When you file paperwork please put me down as your emergency contact.
And no matter where you are in the country - no matter where - if you need me I will be there.
The next day Chris called me to say that they had rescinded their job offer.
He sounded heartbroken.  
He was unusually abrupt with me and then he said something I had never ever heard my easy going son say in his entire life.  
"I'm just stressed out mom - I gotta go find a job".
A week later Chris told me that he had received an offer from another oil company 4 hours from Calgary.  He was going to drive there.
Two days later he called me to say that the drive had turned out to be 8 hours long, that he had started work that same day and that it had been rough.  He didn't want to talk about it.
Two days after that he called me to apologize for being abrupt with me, and that work was better.
A week later my son was back in Calgary with a week off, and was scheduled to return to work for another two weeks in a few days.
He didn't want to go back.
The job was dangerous.  Many workers were stoned.  Everybody was unhappy and depressed and stressed out.
Some hadn't seen women in months.
Nobody liked their job.
Nobody seemed to like their life.
He didn't want to go back.  Didn't want to live like that, and decided that the money wasn't worth it.
I told him - don't go back.
They may not all be as bad as this one Chris.  But don't go back there.
The last time I spoke with him he had two interviews lined up back in Calgary............

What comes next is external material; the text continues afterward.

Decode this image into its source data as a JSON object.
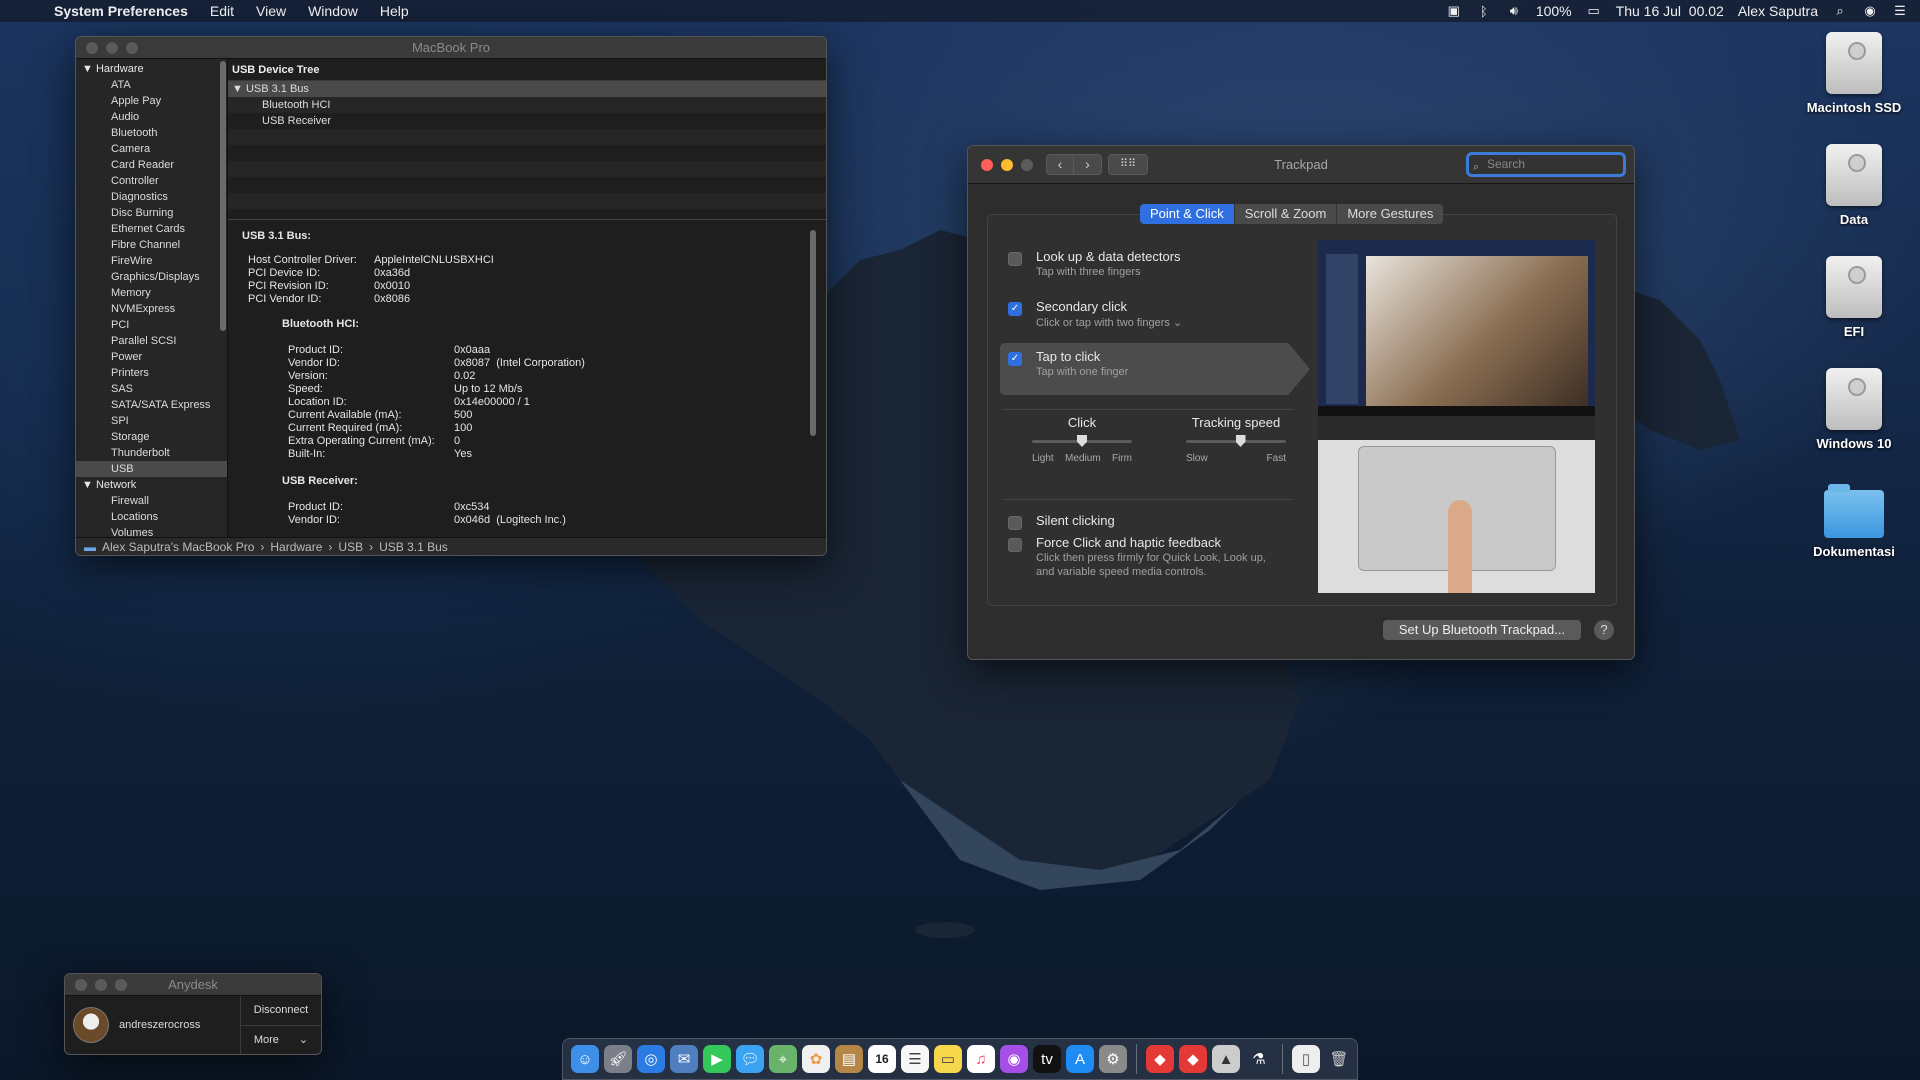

Thoughts are the shadows of our feelings - always darker, emptier and simpler.........Friedrich Nietzsche

No comments:

Post a Comment